Page and application data records
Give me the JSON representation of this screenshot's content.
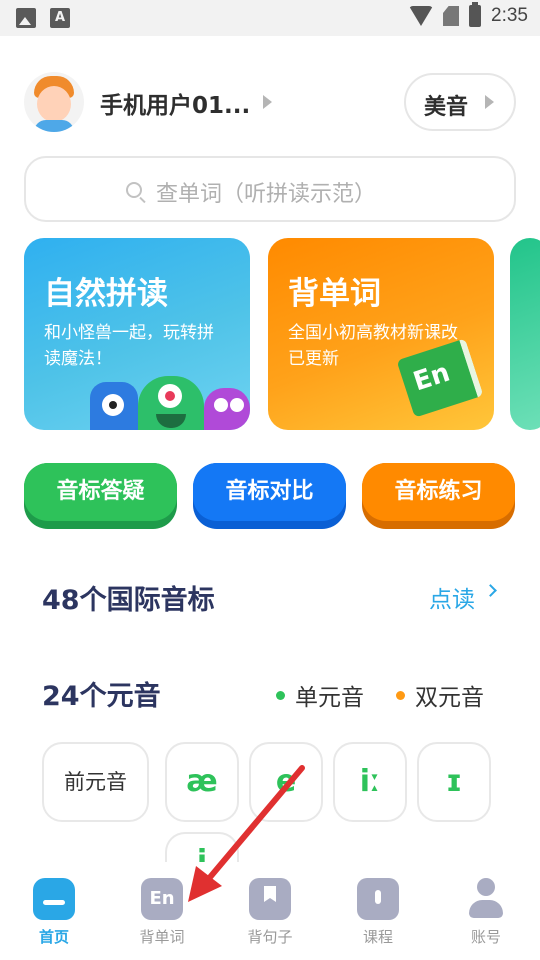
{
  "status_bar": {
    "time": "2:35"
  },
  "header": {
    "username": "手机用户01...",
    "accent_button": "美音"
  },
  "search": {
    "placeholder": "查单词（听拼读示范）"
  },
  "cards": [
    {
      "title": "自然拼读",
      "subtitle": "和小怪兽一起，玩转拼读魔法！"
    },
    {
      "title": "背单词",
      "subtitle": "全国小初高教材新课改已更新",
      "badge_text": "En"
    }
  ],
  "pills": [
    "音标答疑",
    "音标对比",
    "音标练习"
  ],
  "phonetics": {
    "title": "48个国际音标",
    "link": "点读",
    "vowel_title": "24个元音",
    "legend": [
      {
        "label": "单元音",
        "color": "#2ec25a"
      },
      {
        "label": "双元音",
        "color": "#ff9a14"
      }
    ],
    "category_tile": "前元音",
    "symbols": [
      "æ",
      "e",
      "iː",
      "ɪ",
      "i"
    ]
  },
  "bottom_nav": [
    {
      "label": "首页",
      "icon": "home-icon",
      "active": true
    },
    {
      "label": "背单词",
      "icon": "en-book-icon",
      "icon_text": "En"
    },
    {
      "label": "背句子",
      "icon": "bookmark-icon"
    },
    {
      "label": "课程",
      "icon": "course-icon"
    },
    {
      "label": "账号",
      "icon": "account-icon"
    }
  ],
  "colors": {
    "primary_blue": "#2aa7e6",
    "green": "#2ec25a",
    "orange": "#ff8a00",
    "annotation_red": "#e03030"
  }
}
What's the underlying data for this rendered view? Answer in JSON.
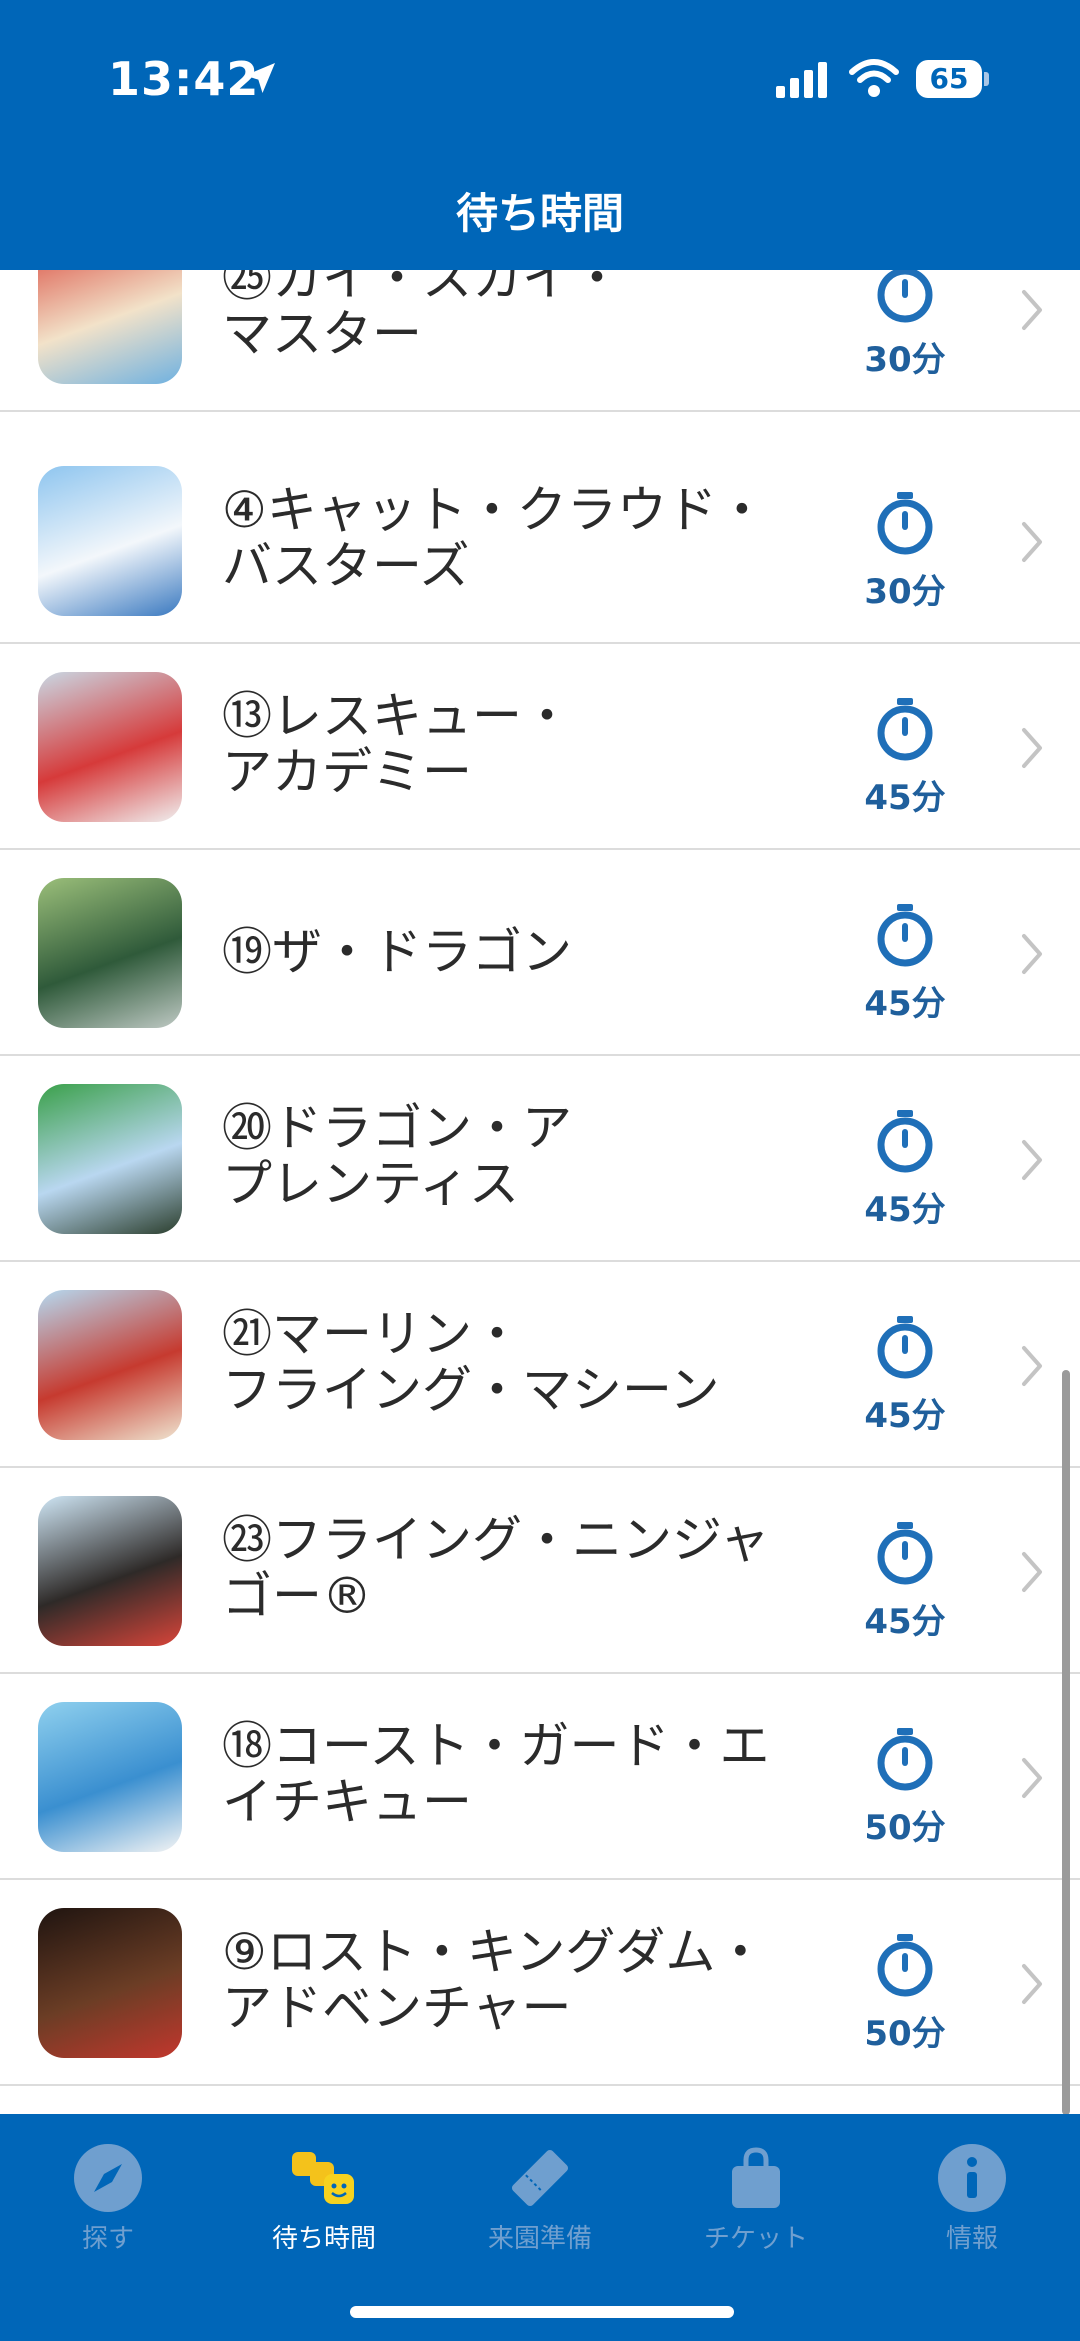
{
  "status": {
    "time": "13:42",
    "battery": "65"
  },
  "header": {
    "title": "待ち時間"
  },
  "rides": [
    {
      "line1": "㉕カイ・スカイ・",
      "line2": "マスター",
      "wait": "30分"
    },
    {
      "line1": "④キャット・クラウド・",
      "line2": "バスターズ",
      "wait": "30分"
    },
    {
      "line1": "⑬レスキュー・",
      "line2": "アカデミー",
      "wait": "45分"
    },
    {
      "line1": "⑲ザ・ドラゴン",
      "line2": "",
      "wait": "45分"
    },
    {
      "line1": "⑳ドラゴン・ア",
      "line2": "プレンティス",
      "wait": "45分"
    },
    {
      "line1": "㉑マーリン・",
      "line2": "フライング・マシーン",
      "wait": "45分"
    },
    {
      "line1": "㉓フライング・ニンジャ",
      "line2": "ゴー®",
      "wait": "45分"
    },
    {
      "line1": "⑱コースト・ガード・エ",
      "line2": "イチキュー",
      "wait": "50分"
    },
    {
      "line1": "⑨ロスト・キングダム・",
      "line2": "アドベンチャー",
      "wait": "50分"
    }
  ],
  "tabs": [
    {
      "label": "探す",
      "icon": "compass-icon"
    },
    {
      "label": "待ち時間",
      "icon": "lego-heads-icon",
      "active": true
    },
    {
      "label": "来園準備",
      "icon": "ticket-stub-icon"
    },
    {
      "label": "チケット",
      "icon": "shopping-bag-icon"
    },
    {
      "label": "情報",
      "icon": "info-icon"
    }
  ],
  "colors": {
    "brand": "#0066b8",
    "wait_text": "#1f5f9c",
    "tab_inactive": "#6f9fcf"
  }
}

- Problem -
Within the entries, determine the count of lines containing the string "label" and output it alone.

- Completed exercise -
12